When I was a child, I read mostly fantasy. When I grew up, I discovered that nonfiction books don’t have to be just facts —they can be true stories that read like fiction.
Now I write that kind of nonfiction for kids.
Isaac the Alchemist is the story of young Isaac Newton, whose childhood search for magic grew into a truly magical career.
Wild Boy is about a real wild boy trying to find a home in the human world.
In The Fairy Ring, two young girls fool Sir Arthur Conan Doyle, the creator of the world’s most famous detective, into believing they’ve taken photographs of real fairies.
I still love Narnia, but you can’t go there. You can travel the real world. I want kids to know that amazing things can happen there, too.
Three Things You May Not Know About Me:
I once lived on a farm and had two pet goats.

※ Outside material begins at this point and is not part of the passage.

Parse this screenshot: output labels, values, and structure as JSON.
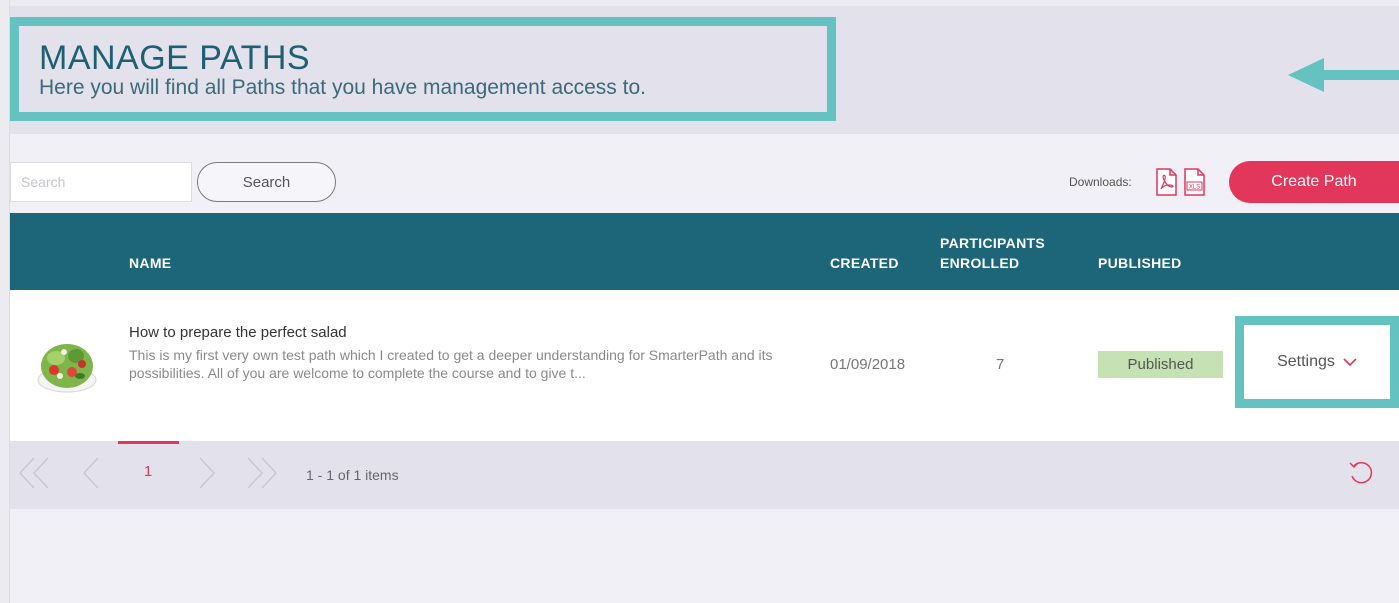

Long ago, I played ice hockey for the University of Vermont. Ours was the first women’s team in the school’s long history of the sport. Some of us had only figure skates. At games, we used the men’s practice jerseys because we had no uniforms of our own. Today’s women’s hockey teams play much better than we ever did. But we had fun, and I learned to skate backward.
I’ve just learned how to play something called the 12-bar blues on the ukulele. It reminds me of the mathematical patterns Isaac Newton discovered about the universe. Once you get it, you can play bazillions of tunes. It’s kind of like . . . magic.
The real world is an amazing place.